Task to carry out: Filter this listing down to the lines that contain the word "note", and copy them.
..............................
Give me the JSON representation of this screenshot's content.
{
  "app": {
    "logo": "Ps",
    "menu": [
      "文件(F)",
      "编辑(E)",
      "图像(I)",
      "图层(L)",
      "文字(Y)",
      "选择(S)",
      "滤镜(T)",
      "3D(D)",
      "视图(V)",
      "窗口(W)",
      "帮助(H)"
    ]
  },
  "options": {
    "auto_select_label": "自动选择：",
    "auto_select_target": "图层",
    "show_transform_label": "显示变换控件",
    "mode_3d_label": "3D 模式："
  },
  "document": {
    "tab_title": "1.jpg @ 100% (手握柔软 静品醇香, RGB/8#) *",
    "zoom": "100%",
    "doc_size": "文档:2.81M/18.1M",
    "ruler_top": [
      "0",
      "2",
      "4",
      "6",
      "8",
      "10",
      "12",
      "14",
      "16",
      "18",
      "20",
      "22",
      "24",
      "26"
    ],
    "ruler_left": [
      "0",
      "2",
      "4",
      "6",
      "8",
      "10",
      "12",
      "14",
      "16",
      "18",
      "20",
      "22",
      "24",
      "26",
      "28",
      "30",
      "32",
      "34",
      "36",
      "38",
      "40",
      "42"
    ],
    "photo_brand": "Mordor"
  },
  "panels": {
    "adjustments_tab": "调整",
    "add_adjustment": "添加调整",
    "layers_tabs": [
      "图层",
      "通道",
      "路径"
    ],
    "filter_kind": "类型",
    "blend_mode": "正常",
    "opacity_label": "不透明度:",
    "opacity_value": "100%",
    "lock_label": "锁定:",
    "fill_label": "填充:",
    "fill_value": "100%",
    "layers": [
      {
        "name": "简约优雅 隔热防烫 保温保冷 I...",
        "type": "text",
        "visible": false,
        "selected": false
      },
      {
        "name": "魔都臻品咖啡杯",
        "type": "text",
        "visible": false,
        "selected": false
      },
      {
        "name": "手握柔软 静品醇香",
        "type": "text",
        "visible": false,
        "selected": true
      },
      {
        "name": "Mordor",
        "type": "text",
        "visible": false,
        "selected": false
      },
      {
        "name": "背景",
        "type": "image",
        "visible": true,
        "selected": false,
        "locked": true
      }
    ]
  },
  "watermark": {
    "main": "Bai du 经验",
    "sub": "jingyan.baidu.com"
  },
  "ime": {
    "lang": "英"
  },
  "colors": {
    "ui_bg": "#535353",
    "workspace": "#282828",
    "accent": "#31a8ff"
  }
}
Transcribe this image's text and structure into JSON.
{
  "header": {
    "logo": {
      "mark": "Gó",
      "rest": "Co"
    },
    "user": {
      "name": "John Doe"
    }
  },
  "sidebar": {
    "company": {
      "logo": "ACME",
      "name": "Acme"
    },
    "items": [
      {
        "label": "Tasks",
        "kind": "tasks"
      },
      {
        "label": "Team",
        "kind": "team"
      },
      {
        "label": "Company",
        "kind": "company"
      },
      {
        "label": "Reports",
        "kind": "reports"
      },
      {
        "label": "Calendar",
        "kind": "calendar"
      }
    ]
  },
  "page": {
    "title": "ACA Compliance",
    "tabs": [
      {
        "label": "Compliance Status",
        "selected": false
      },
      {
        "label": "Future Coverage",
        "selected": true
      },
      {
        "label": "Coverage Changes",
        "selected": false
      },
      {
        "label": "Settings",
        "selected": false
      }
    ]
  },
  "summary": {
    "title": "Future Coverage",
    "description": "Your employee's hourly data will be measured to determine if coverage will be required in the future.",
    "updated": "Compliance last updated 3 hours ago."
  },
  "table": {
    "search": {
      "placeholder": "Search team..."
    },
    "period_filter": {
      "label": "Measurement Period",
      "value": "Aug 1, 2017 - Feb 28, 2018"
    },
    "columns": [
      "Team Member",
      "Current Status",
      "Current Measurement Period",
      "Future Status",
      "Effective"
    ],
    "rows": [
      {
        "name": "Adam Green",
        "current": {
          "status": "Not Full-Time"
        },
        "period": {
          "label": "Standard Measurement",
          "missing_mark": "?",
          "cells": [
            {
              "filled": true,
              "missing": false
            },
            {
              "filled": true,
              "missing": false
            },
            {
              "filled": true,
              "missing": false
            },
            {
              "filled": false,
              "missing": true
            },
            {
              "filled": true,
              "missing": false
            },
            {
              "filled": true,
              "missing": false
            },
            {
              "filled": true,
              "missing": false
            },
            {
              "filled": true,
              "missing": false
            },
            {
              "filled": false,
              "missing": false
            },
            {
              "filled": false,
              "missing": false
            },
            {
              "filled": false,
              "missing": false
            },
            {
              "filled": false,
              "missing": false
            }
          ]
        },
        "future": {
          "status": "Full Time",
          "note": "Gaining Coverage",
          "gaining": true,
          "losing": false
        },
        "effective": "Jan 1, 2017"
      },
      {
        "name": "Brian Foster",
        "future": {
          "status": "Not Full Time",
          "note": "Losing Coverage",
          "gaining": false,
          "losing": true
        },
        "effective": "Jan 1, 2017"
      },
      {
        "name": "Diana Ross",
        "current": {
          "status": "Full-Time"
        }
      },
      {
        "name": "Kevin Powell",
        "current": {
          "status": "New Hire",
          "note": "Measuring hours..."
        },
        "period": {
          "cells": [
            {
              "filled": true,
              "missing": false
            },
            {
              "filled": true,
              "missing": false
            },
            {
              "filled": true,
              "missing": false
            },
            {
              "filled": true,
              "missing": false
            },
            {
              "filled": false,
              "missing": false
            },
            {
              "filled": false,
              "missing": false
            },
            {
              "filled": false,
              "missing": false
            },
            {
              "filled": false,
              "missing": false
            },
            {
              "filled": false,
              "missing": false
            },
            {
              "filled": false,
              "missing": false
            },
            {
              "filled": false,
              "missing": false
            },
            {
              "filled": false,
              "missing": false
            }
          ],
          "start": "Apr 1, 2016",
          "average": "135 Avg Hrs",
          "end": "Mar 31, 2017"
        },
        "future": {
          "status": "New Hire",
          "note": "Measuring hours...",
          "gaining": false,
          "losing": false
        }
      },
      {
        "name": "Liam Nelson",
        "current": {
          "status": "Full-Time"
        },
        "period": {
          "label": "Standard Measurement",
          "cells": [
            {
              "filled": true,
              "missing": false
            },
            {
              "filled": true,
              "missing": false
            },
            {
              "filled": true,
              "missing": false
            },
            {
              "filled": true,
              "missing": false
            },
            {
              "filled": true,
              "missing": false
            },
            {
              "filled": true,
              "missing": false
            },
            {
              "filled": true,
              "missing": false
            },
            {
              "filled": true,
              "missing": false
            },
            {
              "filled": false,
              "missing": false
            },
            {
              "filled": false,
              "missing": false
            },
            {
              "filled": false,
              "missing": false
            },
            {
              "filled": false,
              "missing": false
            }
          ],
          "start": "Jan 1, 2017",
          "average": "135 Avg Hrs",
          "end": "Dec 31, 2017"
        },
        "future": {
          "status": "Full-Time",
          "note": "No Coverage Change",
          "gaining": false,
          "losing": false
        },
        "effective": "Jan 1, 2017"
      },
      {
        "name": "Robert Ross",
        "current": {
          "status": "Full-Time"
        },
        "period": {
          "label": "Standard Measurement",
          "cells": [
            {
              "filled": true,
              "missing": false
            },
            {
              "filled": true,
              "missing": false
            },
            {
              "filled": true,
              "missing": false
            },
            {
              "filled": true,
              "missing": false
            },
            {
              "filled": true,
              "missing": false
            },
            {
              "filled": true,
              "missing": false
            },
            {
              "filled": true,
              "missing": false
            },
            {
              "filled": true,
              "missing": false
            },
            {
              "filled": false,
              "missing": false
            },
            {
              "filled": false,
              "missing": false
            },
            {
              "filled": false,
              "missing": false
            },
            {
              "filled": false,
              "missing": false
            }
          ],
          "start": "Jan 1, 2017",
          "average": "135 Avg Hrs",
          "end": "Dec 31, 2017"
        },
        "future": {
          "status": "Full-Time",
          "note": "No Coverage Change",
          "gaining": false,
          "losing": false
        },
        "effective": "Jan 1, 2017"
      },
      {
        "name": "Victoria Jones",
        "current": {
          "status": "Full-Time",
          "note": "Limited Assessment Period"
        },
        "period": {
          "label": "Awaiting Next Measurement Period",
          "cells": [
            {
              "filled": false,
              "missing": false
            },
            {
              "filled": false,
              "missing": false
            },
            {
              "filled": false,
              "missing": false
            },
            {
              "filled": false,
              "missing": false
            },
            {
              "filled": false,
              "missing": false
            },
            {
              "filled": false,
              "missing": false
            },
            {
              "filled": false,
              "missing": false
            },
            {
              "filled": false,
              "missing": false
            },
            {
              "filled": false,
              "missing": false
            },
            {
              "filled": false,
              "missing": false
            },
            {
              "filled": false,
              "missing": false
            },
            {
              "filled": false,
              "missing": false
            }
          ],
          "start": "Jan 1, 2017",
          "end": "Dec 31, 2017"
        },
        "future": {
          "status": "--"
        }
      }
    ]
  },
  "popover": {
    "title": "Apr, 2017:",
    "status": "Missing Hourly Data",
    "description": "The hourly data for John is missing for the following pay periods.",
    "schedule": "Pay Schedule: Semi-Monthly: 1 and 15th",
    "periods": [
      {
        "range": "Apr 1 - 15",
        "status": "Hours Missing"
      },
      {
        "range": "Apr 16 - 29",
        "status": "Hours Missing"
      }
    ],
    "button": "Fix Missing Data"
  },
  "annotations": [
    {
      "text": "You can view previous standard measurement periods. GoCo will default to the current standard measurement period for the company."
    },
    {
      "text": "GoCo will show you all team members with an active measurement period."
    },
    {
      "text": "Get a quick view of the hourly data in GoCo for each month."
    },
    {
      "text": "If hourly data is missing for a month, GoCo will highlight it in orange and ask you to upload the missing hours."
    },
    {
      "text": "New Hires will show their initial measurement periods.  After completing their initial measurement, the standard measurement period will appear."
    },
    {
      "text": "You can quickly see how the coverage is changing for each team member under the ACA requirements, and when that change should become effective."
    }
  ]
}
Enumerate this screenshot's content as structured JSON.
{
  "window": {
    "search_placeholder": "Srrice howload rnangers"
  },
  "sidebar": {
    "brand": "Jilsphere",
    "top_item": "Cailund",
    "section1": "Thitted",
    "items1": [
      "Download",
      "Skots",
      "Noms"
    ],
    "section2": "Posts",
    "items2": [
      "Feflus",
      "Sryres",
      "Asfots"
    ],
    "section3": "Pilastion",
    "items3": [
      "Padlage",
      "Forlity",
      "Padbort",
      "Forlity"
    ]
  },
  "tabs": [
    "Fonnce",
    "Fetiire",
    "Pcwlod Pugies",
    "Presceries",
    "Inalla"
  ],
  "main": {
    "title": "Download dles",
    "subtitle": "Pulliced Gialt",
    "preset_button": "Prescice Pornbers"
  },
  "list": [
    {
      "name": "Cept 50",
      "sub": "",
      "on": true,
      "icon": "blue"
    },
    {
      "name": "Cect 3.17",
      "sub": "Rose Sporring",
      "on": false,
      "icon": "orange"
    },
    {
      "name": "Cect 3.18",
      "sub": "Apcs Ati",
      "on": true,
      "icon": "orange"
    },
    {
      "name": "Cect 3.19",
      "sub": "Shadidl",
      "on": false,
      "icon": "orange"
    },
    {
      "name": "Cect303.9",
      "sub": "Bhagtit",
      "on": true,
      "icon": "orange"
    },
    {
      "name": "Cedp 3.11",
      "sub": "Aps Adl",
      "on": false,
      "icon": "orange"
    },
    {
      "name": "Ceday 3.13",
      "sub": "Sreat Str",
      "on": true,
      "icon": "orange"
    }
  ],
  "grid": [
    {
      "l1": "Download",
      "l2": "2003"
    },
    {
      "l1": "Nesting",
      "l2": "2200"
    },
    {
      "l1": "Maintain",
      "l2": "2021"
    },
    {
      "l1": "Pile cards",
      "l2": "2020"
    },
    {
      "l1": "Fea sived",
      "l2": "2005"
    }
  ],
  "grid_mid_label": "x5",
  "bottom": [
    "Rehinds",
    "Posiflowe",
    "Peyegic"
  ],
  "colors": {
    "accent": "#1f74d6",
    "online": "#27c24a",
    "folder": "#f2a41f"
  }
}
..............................
Exercise solution:
          "note": "Gaining Coverage",
          "note": "Losing Coverage",
          "note": "Measuring hours..."
          "note": "Measuring hours...",
          "note": "No Coverage Change",
          "note": "No Coverage Change",
          "note": "Limited Assessment Period"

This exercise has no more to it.